__Task statement__
Search the data for the word "candidate" and copy every line that contains it.

__Records provided__
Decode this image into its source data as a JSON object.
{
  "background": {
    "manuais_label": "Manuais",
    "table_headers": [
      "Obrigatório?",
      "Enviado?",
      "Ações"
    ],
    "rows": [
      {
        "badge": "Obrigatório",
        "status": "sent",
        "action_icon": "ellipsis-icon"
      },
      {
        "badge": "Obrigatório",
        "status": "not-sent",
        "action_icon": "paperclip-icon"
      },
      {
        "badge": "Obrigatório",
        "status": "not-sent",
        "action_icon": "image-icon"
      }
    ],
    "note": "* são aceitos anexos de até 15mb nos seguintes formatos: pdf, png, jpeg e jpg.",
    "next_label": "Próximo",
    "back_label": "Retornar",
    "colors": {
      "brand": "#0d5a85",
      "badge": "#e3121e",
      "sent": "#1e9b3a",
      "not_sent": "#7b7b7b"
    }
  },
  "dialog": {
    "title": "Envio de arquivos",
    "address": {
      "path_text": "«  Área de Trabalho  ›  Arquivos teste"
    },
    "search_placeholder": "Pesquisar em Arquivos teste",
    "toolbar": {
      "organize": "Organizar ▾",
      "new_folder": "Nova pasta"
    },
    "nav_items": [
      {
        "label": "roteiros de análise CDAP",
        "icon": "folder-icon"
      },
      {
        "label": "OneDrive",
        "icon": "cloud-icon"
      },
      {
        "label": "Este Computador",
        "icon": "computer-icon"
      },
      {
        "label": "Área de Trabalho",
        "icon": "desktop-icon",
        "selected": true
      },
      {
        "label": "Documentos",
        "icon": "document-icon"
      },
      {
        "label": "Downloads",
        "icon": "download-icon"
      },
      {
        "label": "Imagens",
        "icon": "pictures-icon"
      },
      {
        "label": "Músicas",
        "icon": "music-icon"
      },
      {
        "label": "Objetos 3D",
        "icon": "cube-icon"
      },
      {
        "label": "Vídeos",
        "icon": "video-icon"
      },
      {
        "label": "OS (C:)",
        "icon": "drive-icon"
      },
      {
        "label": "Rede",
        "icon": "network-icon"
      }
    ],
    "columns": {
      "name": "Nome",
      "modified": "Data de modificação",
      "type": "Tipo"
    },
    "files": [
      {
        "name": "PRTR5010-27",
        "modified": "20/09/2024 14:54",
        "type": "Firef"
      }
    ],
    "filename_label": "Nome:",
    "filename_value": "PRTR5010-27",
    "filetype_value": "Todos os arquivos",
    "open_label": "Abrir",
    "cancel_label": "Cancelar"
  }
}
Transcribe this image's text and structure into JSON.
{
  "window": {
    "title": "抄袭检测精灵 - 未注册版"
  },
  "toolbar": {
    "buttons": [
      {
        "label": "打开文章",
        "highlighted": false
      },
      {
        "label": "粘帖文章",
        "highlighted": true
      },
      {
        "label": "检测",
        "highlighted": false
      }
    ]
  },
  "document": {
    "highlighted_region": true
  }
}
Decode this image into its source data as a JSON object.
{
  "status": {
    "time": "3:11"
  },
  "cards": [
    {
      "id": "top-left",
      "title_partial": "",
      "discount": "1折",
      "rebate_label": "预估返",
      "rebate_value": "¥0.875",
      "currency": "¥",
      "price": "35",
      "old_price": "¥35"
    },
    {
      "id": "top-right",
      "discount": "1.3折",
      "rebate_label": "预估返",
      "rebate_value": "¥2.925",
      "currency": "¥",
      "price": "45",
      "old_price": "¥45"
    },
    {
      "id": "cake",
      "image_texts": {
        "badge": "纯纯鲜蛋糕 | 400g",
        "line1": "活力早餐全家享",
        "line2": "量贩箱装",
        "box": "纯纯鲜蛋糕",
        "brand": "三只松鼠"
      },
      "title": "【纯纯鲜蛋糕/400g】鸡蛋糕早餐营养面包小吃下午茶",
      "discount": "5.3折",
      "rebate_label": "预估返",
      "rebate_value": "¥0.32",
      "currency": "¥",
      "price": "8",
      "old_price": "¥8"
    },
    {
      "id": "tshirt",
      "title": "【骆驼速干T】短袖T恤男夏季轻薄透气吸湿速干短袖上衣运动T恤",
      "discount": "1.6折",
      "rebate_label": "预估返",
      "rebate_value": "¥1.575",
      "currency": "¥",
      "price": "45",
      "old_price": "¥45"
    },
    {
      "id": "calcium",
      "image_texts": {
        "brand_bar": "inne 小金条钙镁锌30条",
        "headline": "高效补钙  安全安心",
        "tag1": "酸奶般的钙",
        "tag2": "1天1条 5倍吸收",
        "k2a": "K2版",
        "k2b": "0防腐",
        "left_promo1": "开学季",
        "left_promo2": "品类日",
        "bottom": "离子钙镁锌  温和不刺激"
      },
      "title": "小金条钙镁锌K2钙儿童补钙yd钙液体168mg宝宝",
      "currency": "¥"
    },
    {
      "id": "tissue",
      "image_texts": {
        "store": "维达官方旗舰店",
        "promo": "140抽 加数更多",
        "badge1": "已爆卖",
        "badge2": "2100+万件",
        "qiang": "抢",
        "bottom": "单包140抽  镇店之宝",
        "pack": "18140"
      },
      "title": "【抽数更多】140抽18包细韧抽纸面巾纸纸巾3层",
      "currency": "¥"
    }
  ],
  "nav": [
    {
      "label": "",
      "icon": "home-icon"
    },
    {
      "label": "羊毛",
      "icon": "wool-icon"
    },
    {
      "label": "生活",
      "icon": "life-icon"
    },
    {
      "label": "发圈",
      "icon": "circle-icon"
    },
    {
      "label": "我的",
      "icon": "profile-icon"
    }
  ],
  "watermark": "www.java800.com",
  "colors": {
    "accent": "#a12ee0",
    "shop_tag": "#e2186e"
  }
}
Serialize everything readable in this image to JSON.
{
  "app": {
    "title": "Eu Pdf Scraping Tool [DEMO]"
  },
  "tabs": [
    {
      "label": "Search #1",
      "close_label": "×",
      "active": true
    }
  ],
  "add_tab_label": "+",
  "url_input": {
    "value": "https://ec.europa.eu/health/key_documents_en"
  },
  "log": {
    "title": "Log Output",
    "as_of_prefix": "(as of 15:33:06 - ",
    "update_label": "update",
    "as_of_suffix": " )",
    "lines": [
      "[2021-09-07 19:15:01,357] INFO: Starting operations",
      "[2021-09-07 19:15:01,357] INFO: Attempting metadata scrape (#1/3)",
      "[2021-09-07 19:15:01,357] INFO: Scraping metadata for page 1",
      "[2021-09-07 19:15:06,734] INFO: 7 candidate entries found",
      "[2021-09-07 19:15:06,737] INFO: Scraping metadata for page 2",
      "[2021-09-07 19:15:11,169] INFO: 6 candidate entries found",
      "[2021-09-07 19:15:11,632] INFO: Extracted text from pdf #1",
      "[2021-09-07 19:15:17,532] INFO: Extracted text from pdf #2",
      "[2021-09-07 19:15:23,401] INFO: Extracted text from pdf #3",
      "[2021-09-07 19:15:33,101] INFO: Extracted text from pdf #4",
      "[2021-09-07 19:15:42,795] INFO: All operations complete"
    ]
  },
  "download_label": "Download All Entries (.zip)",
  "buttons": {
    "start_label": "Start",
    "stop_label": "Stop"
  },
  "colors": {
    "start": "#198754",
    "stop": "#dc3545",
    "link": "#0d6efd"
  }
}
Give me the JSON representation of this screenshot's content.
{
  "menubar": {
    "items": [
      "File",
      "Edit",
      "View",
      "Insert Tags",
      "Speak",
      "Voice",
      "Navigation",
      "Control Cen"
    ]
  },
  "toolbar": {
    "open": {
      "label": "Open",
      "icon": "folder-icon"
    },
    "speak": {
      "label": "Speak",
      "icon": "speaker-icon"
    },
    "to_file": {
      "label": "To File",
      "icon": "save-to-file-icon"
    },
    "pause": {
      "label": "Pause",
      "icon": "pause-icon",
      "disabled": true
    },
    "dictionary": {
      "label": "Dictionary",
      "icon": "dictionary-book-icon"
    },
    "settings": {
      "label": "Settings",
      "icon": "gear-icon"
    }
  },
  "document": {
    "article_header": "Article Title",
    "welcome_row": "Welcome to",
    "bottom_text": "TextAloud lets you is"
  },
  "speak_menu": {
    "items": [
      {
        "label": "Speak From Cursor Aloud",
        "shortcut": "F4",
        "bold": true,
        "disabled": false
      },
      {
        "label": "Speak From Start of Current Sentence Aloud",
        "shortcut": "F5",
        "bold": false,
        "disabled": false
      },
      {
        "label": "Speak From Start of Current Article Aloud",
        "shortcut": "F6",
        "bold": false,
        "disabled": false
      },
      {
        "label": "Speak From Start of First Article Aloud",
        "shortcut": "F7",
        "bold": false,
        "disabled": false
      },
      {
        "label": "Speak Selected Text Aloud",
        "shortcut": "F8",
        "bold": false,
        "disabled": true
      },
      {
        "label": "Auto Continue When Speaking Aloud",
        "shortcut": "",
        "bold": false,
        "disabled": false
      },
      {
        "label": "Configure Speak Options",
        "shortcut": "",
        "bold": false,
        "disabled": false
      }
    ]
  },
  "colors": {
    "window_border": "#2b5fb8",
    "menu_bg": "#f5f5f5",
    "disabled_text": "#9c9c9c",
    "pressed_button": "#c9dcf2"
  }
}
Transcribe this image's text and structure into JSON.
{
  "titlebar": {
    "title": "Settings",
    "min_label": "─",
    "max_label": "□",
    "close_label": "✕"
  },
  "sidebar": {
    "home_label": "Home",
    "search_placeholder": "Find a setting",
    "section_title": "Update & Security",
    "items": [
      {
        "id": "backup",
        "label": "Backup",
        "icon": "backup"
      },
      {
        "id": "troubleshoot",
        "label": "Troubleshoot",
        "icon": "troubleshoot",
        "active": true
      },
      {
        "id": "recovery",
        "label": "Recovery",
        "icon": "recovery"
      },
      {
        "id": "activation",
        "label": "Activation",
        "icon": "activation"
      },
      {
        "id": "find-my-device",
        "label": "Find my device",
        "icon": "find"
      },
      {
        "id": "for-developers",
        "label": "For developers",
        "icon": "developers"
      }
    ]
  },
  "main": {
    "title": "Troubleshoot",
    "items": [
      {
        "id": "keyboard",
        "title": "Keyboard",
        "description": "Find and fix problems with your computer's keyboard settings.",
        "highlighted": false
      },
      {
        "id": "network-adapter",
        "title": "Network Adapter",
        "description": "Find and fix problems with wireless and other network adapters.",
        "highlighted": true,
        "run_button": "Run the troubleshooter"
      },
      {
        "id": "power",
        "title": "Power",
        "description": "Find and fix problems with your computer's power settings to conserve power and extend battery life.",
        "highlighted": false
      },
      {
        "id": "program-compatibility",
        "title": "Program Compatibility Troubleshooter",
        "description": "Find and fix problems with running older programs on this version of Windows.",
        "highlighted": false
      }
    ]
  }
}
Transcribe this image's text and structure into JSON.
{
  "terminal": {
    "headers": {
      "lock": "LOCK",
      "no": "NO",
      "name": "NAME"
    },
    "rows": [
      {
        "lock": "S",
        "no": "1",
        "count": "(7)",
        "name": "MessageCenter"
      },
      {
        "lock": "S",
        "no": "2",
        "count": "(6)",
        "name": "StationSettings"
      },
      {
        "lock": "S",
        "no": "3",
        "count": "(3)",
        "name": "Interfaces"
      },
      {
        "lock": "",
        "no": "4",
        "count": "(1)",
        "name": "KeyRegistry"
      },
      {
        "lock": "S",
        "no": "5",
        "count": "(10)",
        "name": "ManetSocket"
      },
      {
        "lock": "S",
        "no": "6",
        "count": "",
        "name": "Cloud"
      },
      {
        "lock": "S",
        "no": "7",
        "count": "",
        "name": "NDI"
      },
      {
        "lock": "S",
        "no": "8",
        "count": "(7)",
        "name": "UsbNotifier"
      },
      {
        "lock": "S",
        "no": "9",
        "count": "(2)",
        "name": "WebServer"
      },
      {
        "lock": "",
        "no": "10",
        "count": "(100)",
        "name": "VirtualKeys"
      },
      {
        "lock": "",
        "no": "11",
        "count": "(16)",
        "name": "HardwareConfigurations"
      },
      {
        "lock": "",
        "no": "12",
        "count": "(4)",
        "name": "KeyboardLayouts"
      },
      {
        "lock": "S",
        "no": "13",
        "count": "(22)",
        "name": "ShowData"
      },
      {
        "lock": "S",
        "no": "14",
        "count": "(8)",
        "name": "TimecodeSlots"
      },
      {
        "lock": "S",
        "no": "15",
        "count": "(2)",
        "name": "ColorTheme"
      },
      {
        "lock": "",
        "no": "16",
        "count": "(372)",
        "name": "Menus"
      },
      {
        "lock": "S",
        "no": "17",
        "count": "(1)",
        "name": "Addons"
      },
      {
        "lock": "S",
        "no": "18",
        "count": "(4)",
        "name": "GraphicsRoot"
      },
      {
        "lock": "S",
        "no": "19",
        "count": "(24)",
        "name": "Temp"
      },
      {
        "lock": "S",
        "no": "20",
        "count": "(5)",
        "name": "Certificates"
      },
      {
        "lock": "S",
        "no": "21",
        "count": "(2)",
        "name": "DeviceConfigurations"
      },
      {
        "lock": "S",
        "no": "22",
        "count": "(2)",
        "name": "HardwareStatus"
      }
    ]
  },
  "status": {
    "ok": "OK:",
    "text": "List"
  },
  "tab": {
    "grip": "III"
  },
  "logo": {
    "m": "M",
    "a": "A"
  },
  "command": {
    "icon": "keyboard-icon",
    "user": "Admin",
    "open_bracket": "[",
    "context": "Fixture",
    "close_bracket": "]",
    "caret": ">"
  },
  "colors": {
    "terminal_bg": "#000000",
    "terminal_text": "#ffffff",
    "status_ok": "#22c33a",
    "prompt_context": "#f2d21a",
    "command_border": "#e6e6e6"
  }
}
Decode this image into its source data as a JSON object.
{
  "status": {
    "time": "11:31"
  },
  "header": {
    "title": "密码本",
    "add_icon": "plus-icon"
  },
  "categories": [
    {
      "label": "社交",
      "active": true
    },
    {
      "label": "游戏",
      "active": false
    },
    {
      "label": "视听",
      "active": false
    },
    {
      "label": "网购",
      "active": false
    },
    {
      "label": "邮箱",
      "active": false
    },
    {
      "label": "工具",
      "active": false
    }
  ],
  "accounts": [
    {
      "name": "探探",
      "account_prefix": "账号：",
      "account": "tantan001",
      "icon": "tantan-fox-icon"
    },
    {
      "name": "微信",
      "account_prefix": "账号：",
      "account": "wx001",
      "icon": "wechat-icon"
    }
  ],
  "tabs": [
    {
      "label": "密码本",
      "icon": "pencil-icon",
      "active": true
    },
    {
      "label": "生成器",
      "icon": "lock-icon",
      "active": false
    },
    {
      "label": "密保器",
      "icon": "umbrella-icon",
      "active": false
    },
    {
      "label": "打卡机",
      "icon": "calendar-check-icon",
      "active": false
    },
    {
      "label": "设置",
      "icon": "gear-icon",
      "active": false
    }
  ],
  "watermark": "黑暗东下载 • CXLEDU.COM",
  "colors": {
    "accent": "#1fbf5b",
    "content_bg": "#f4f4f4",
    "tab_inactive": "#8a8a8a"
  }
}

__Expected output__
      "[2021-09-07 19:15:06,734] INFO: 7 candidate entries found",
      "[2021-09-07 19:15:11,169] INFO: 6 candidate entries found",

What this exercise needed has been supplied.